▶ [PROBLEM DESCRIPTION]: Return the data that follows exactly, with each line intact.

▶ [RECORDS PROVIDED]:
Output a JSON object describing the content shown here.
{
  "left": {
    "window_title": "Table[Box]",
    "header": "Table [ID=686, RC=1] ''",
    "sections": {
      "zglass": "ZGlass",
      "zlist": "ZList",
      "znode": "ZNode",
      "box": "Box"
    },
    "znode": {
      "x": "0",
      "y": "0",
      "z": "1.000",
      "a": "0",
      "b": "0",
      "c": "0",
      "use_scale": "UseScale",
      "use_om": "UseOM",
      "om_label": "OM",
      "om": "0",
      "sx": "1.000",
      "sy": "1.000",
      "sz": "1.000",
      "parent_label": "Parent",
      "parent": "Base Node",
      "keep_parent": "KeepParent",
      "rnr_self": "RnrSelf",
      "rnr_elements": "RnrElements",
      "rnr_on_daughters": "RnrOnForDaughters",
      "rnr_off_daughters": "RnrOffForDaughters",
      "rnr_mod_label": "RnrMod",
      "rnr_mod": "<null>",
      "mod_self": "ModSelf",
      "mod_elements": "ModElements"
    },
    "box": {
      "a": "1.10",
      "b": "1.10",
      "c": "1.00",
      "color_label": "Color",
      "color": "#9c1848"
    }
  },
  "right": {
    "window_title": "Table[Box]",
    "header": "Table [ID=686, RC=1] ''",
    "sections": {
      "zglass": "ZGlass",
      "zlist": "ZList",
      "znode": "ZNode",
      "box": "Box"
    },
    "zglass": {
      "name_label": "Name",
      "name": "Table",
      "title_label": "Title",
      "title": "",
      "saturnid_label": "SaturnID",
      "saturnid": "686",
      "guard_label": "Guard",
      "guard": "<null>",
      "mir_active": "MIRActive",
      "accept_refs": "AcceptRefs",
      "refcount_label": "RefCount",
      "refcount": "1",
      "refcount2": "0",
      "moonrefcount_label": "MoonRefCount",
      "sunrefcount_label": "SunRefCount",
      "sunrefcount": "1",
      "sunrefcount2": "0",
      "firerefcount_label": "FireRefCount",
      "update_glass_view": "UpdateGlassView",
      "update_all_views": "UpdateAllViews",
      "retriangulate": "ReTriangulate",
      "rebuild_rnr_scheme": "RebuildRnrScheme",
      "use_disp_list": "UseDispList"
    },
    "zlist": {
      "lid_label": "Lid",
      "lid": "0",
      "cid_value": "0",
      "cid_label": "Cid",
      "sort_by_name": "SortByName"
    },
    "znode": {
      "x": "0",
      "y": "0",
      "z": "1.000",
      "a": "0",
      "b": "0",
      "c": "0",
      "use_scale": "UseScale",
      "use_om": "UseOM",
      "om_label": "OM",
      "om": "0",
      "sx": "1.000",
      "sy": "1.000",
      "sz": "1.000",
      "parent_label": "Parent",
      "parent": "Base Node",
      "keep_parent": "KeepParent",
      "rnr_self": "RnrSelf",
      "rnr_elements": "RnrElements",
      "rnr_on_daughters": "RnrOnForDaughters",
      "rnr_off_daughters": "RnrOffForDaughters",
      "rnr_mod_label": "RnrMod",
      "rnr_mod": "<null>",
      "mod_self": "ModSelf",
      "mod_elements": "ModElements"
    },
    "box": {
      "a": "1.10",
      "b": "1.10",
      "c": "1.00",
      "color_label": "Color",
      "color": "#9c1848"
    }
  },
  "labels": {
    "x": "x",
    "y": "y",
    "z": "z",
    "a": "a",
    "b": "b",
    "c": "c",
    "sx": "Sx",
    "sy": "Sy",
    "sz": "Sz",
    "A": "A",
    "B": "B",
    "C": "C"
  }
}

▶ [TASK OUTPUT]:
Output a JSON object describing the content shown here.
{
  "left": {
    "window_title": "Table[Box]",
    "header": "Table [ID=686, RC=1] ''",
    "sections": {
      "zglass": "ZGlass",
      "zlist": "ZList",
      "znode": "ZNode",
      "box": "Box"
    },
    "znode": {
      "x": "0",
      "y": "0",
      "z": "1.000",
      "a": "0",
      "b": "0",
      "c": "0",
      "use_scale": "UseScale",
      "use_om": "UseOM",
      "om_label": "OM",
      "om": "0",
      "sx": "1.000",
      "sy": "1.000",
      "sz": "1.000",
      "parent_label": "Parent",
      "parent": "Base Node",
      "keep_parent": "KeepParent",
      "rnr_self": "RnrSelf",
      "rnr_elements": "RnrElements",
      "rnr_on_daughters": "RnrOnForDaughters",
      "rnr_off_daughters": "RnrOffForDaughters",
      "rnr_mod_label": "RnrMod",
      "rnr_mod": "<null>",
      "mod_self": "ModSelf",
      "mod_elements": "ModElements"
    },
    "box": {
      "a": "1.10",
      "b": "1.10",
      "c": "1.00",
      "color_label": "Color",
      "color": "#9c1848"
    }
  },
  "right": {
    "window_title": "Table[Box]",
    "header": "Table [ID=686, RC=1] ''",
    "sections": {
      "zglass": "ZGlass",
      "zlist": "ZList",
      "znode": "ZNode",
      "box": "Box"
    },
    "zglass": {
      "name_label": "Name",
      "name": "Table",
      "title_label": "Title",
      "title": "",
      "saturnid_label": "SaturnID",
      "saturnid": "686",
      "guard_label": "Guard",
      "guard": "<null>",
      "mir_active": "MIRActive",
      "accept_refs": "AcceptRefs",
      "refcount_label": "RefCount",
      "refcount": "1",
      "refcount2": "0",
      "moonrefcount_label": "MoonRefCount",
      "sunrefcount_label": "SunRefCount",
      "sunrefcount": "1",
      "sunrefcount2": "0",
      "firerefcount_label": "FireRefCount",
      "update_glass_view": "UpdateGlassView",
      "update_all_views": "UpdateAllViews",
      "retriangulate": "ReTriangulate",
      "rebuild_rnr_scheme": "RebuildRnrScheme",
      "use_disp_list": "UseDispList"
    },
    "zlist": {
      "lid_label": "Lid",
      "lid": "0",
      "cid_value": "0",
      "cid_label": "Cid",
      "sort_by_name": "SortByName"
    },
    "znode": {
      "x": "0",
      "y": "0",
      "z": "1.000",
      "a": "0",
      "b": "0",
      "c": "0",
      "use_scale": "UseScale",
      "use_om": "UseOM",
      "om_label": "OM",
      "om": "0",
      "sx": "1.000",
      "sy": "1.000",
      "sz": "1.000",
      "parent_label": "Parent",
      "parent": "Base Node",
      "keep_parent": "KeepParent",
      "rnr_self": "RnrSelf",
      "rnr_elements": "RnrElements",
      "rnr_on_daughters": "RnrOnForDaughters",
      "rnr_off_daughters": "RnrOffForDaughters",
      "rnr_mod_label": "RnrMod",
      "rnr_mod": "<null>",
      "mod_self": "ModSelf",
      "mod_elements": "ModElements"
    },
    "box": {
      "a": "1.10",
      "b": "1.10",
      "c": "1.00",
      "color_label": "Color",
      "color": "#9c1848"
    }
  },
  "labels": {
    "x": "x",
    "y": "y",
    "z": "z",
    "a": "a",
    "b": "b",
    "c": "c",
    "sx": "Sx",
    "sy": "Sy",
    "sz": "Sz",
    "A": "A",
    "B": "B",
    "C": "C"
  }
}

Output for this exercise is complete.